(Dataset rows describing interfaces)
* * *
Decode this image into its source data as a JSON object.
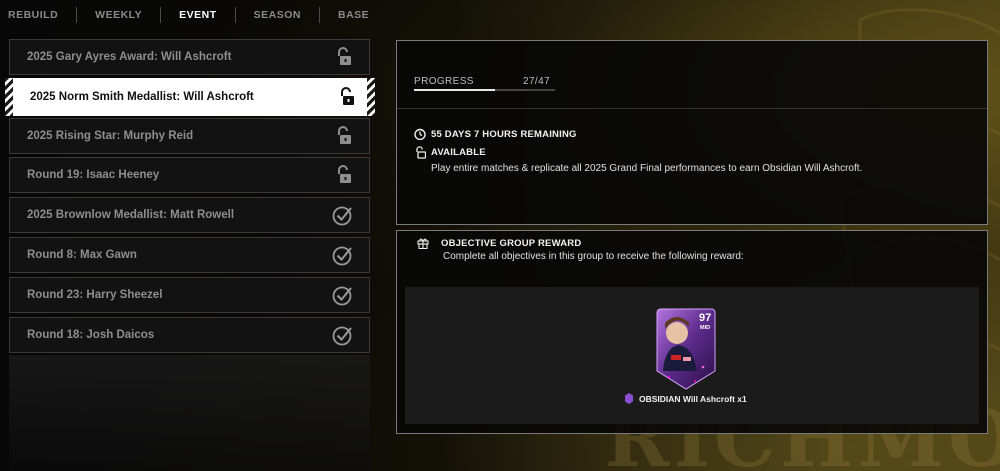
{
  "tabs": [
    {
      "label": "REBUILD",
      "active": false
    },
    {
      "label": "WEEKLY",
      "active": false
    },
    {
      "label": "EVENT",
      "active": true
    },
    {
      "label": "SEASON",
      "active": false
    },
    {
      "label": "BASE",
      "active": false
    }
  ],
  "objectives": [
    {
      "label": "2025 Gary Ayres Award: Will Ashcroft",
      "status": "unlocked"
    },
    {
      "label": "2025 Norm Smith Medallist: Will Ashcroft",
      "status": "unlocked",
      "selected": true
    },
    {
      "label": "2025 Rising Star: Murphy Reid",
      "status": "unlocked"
    },
    {
      "label": "Round 19: Isaac Heeney",
      "status": "unlocked"
    },
    {
      "label": "2025 Brownlow Medallist: Matt Rowell",
      "status": "completed"
    },
    {
      "label": "Round 8: Max Gawn",
      "status": "completed"
    },
    {
      "label": "Round 23: Harry Sheezel",
      "status": "completed"
    },
    {
      "label": "Round 18: Josh Daicos",
      "status": "completed"
    }
  ],
  "detail": {
    "progress_label": "PROGRESS",
    "progress_count": "27/47",
    "progress_fraction": 0.574,
    "time_remaining": "55 DAYS 7 HOURS REMAINING",
    "availability": "AVAILABLE",
    "description": "Play entire matches & replicate all 2025 Grand Final performances to earn Obsidian Will Ashcroft."
  },
  "reward": {
    "title": "OBJECTIVE GROUP REWARD",
    "subtitle": "Complete all objectives in this group to receive the following reward:",
    "card_rating": "97",
    "card_position": "MID",
    "card_name": "OBSIDIAN Will Ashcroft x1"
  },
  "background": {
    "watermark": "RICHMO"
  },
  "colors": {
    "accent_gold": "#8a7426",
    "obsidian_purple": "#8a4fd0",
    "selected_bg": "#ffffff"
  }
}
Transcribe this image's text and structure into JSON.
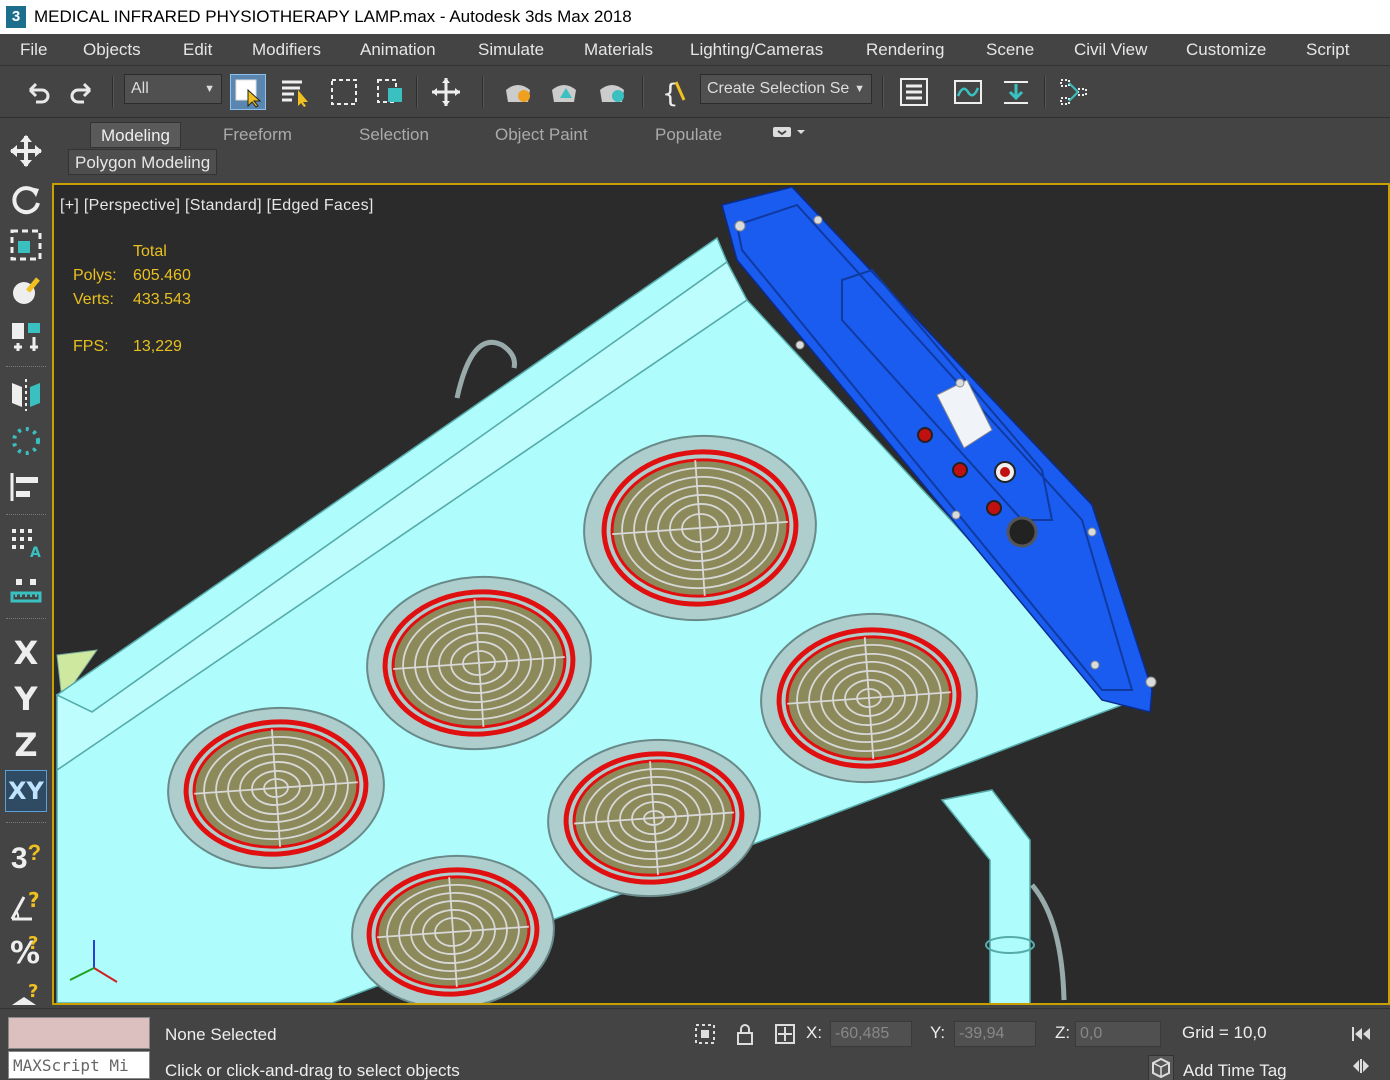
{
  "window": {
    "icon_text": "3",
    "title": "MEDICAL INFRARED PHYSIOTHERAPY LAMP.max - Autodesk 3ds Max 2018"
  },
  "menu": [
    "File",
    "Objects",
    "Edit",
    "Modifiers",
    "Animation",
    "Simulate",
    "Materials",
    "Lighting/Cameras",
    "Rendering",
    "Scene",
    "Civil View",
    "Customize",
    "Script"
  ],
  "toolbar": {
    "filter_value": "All",
    "selection_set_value": "Create Selection Se"
  },
  "ribbon": {
    "tabs": [
      "Modeling",
      "Freeform",
      "Selection",
      "Object Paint",
      "Populate"
    ],
    "active_tab": "Modeling",
    "panel_label": "Polygon Modeling"
  },
  "left_tools": {
    "axis_x": "X",
    "axis_y": "Y",
    "axis_z": "Z",
    "axis_xy": "XY",
    "snap_3": "3"
  },
  "viewport": {
    "label": "[+] [Perspective] [Standard] [Edged Faces]",
    "stats": {
      "header": "Total",
      "polys_label": "Polys:",
      "polys_value": "605.460",
      "verts_label": "Verts:",
      "verts_value": "433.543",
      "fps_label": "FPS:",
      "fps_value": "13,229"
    },
    "colors": {
      "background": "#2b2b2b",
      "panel": "#aefcfc",
      "control_box": "#1a5cf0",
      "ring": "#e01010",
      "grill": "#8c8a5a",
      "border_active": "#c8a000"
    }
  },
  "status": {
    "maxscript_placeholder": "MAXScript Mi",
    "selection": "None Selected",
    "prompt": "Click or click-and-drag to select objects",
    "x_label": "X:",
    "x_value": "-60,485",
    "y_label": "Y:",
    "y_value": "-39,94",
    "z_label": "Z:",
    "z_value": "0,0",
    "grid": "Grid = 10,0",
    "time_tag": "Add Time Tag"
  }
}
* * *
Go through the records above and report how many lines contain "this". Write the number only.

3